Additional Resources:

Southwest Colorado Disaster Assistance: swcoda.org

Pine River Shares: pinerivershares.org 970-884-6040

Housing Solutions of the Southwest: swhousingsolutions.com 970-259-1086

Durango/Bayfield Family Center: lpfcc.org 970-385-4747

Low Income Energy Assist: colorado.gov/pacific/cdhs/how-do-i-apply 866-432-8435

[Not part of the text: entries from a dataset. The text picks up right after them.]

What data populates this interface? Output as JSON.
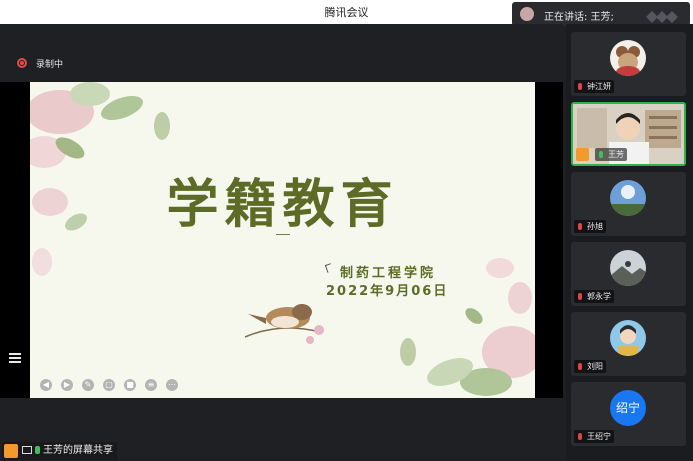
{
  "window": {
    "title": "腾讯会议"
  },
  "speaking": {
    "label": "正在讲话: 王芳;"
  },
  "recording": {
    "label": "录制中"
  },
  "slide": {
    "title": "学籍教育",
    "subtitle": "制药工程学院",
    "date": "2022年9月06日"
  },
  "share": {
    "label": "王芳的屏幕共享"
  },
  "participants": [
    {
      "name": "钟江妍",
      "mic": "muted",
      "avatar": "bear-avatar"
    },
    {
      "name": "王芳",
      "mic": "on",
      "video": true
    },
    {
      "name": "孙旭",
      "mic": "muted",
      "avatar": "sky-avatar"
    },
    {
      "name": "郭永学",
      "mic": "muted",
      "avatar": "landscape-avatar"
    },
    {
      "name": "刘阳",
      "mic": "muted",
      "avatar": "person-avatar"
    },
    {
      "name": "王绍宁",
      "mic": "muted",
      "avatar_text": "绍宁"
    }
  ],
  "colors": {
    "accent_green": "#2fb24c",
    "slide_title": "#5d6b27",
    "avatar_blue": "#1977f2",
    "record_red": "#e14b4b"
  }
}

Discovery Goodwill: LEAPHELP@discovermygoodwill.org 719-635-4483